Country music in the mid-'90s was a big influence on my career, and I played all the songs that are referenced in ''94' back in my club days. Joe Diffie was rocking a sick mullet, and he was hotter than ever... just putting out monster hit after monster hit. It totally takes me back to those days, and it makes me smile every time I hear it.
Entertainer of the Year, to me, there's never been any question that that's one on my bucket list that I want. I'm not going to sit here and lie to you. If there's one that I ever could get - I would trade all the rest of them in for that one.
I didn't want my records to sound like anybody else, and when I've got my guys in the studio, I have a language with those guys because we work together every day. A lot of times, you bring in outside guys, studio players, whatever, and they're great musicians. It's just that they don't necessarily play the way I want it to be played.
I had a friend, Melissa, who was 28 years old. She was my best friend's wife, and she was my wife's best friend. She died of breast cancer. When she passed away back in 2004 was the last time I cried.
I think it's important for artists to work together. It's great for fans to see, like, Ludacris came out to our show in Atlanta and kinda made a surprise appearance there, it shows a mutual respect for what each other does.
If you can go out with your live show and turn people on to that, where you have that fan base that's religious and they're going to come see you when you're in that town, once your radio success is gone and you're not a mainstream guy anymore you can still go out and play your shows.
If you say, 'I'm going to cut this song because I know the teenagers are going to love it,' well, then you're going to alienate everybody else. When I cut my record, I'm just going to cut the things that I like, and whoever likes it, likes it. That's too much work to try to figure out the demographic. That's too much like a business.
My golf score is really bad. I don't know. I'm definitely not a good golfer. Off the tee box, I can drive it about 275, and I'm in the fairway about 99% of the time. It's my next shot that needs work.

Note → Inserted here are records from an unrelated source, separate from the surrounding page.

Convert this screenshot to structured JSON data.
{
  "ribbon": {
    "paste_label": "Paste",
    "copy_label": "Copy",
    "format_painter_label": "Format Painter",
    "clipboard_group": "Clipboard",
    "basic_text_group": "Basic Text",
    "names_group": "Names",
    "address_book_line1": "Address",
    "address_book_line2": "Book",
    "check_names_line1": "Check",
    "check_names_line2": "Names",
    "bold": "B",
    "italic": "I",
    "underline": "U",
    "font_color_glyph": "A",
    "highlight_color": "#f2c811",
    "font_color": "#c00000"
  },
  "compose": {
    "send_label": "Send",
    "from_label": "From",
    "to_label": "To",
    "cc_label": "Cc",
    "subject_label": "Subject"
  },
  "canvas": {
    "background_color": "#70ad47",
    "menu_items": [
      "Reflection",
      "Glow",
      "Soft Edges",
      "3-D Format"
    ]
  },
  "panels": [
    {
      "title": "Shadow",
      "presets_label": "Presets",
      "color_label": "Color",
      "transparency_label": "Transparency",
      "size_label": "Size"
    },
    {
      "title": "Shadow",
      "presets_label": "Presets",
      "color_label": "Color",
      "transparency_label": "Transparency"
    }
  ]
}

The 'Night Train' has already been a crazy ride for me. We flew around making TV appearances and stadium announcements all over the country, fueled by little more than coffee and adrenaline... so many fans jumped on board with us, and I couldn't be more thankful.
The worst gig story I have is from a club in Alabama that I think is still up and running, so I won't name the name of the club. We got hired in there to play, and the owner was pretty annoying. He kept coming up to me during the show and asking me to play 'Purple Rain.'